An epidemiological association between cigarette smoking and primary biliary cirrhosis has been demonstrated.
Dr Claudia Zein and colleagues from Ohio determined the relationship between smoking and severity of liver fibrosis at presentation in patients with primary biliary cirrhosis.
All patients with primary biliary cirrhosis were seen at the 3 major teaching hospitals of Case Western Reserve University between 1998 and 2005.
The research team collected data obtained at the time of the first evaluation leading to the primary biliary cirrhosis diagnosis on 97 patients.
The team calculated the cumulative number of cigarette packs smoked per year.
|10 pack-years was associated with advanced histological disease|
|Alimentary Pharmacology & Therapeutics|
Advanced histological disease was defined as Ludwig stages 3 or 4.
Analyses were performed to determine associations between advanced histological disease, smoking and other variables related to liver fibrosis.
The researchers found that smoking history was more common in patients with advanced histological disease at presentation vs those with early disease.
Among smokers, mean lifetime tobacco consumption was higher in cases with advanced histological disease at presentation.
The team demonstrated a significant association between a lifetime tobacco consumption of 10 pack-years and advanced histological disease at presentation.
The researchers noted that the association remained significant after adjusting for age, gender, and alcohol intake.
The validity of these results was corroborated by cross-validation in an independent confirmatory set of 172 patients with primary biliary cirrhosis.
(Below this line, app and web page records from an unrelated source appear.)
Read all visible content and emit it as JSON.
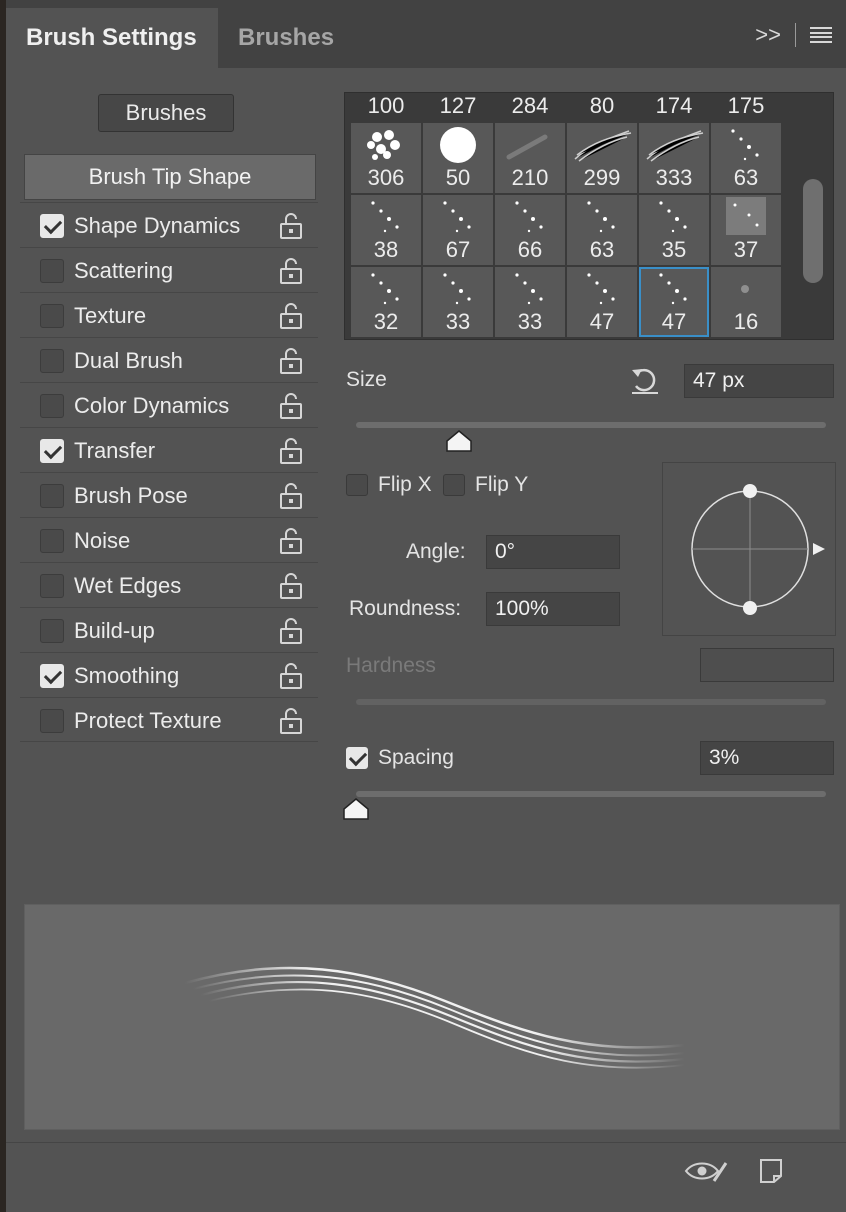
{
  "tabs": {
    "active": "Brush Settings",
    "inactive": "Brushes",
    "overflow": ">>"
  },
  "left": {
    "brushes_button": "Brushes",
    "tip_shape": "Brush Tip Shape",
    "options": [
      {
        "label": "Shape Dynamics",
        "checked": true
      },
      {
        "label": "Scattering",
        "checked": false
      },
      {
        "label": "Texture",
        "checked": false
      },
      {
        "label": "Dual Brush",
        "checked": false
      },
      {
        "label": "Color Dynamics",
        "checked": false
      },
      {
        "label": "Transfer",
        "checked": true
      },
      {
        "label": "Brush Pose",
        "checked": false
      },
      {
        "label": "Noise",
        "checked": false
      },
      {
        "label": "Wet Edges",
        "checked": false
      },
      {
        "label": "Build-up",
        "checked": false
      },
      {
        "label": "Smoothing",
        "checked": true
      },
      {
        "label": "Protect Texture",
        "checked": false
      }
    ]
  },
  "grid": {
    "top_row": [
      "100",
      "127",
      "284",
      "80",
      "174",
      "175"
    ],
    "rows": [
      [
        "306",
        "50",
        "210",
        "299",
        "333",
        "63"
      ],
      [
        "38",
        "67",
        "66",
        "63",
        "35",
        "37"
      ],
      [
        "32",
        "33",
        "33",
        "47",
        "47",
        "16"
      ]
    ],
    "selected": "47"
  },
  "size": {
    "label": "Size",
    "value": "47 px",
    "fraction": 0.22
  },
  "flip_x": {
    "label": "Flip X",
    "checked": false
  },
  "flip_y": {
    "label": "Flip Y",
    "checked": false
  },
  "angle": {
    "label": "Angle:",
    "value": "0°"
  },
  "roundness": {
    "label": "Roundness:",
    "value": "100%"
  },
  "hardness": {
    "label": "Hardness",
    "value": ""
  },
  "spacing": {
    "label": "Spacing",
    "checked": true,
    "value": "3%",
    "fraction": 0.0
  },
  "colors": {
    "panel": "#535353",
    "tabbar": "#424242",
    "selection": "#3a8fc8"
  }
}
Dr Zein's team concludes, “Smoking may accelerate the progression of primary biliary cirrhosis.”
“This could be induced by exposure to chemicals in cigarette smoke.”